A tracker mortgage usually has a variable rate, linked to the Bank of England base rate. Sometimes this rate will last for the duration of the mortgage and sometimes the rate is just an introductory rate for a short period of time at the beginning of the mortgage. Tracker rates move up and down in line with any changes announced by the Bank of England. This can be advantageous when rates are low or declining, however when rates are rising, so will your mortgage repayment amount.


A discount mortgage offers a certain percentage off the lender’s standard variable rate (SVR) for a set period, usually between one and five years. As the SVR moves, so does the interest rate on a discount mortgage, so you need to be able to cope if your monthly repayments increase.


A fixed rate mortgage allows you to fix the rate of interest you pay on your loan for a set period of time, usually between one and five years.
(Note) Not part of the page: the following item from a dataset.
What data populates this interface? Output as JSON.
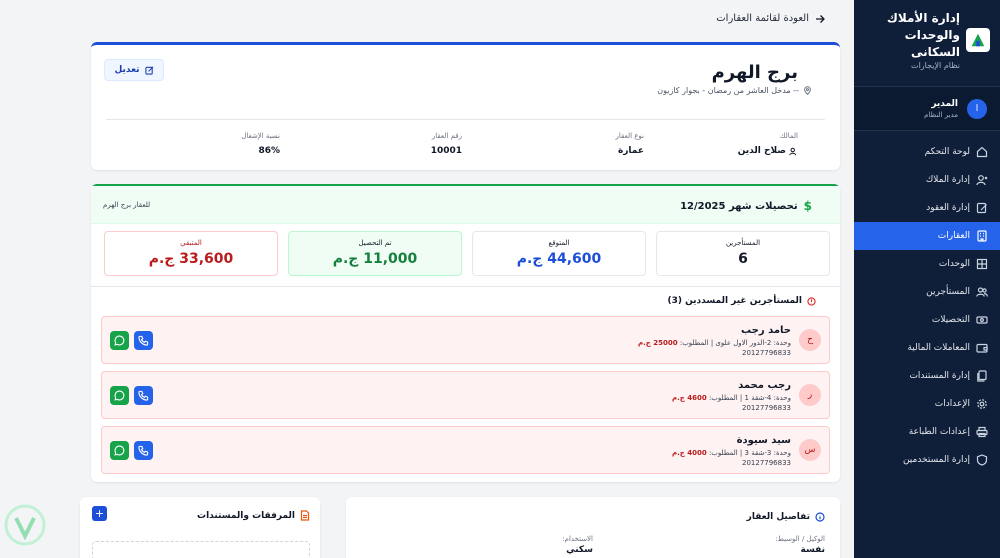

Fixed rate mortgages can save you money if interest rates are rising, but if the base rate falls you can end up paying more than borrowers on variable rate deals.


A flexible mortgage is widely used to let you overpay by any amount without incurring a penalty and allow you to take a payment holiday or underpay upon occasion, providing you have overpaid enough previously


This is a flexible mortgage with an element that lets you combine your borrowing with your savings to reduce the amount of interest you pay over the mortgage term.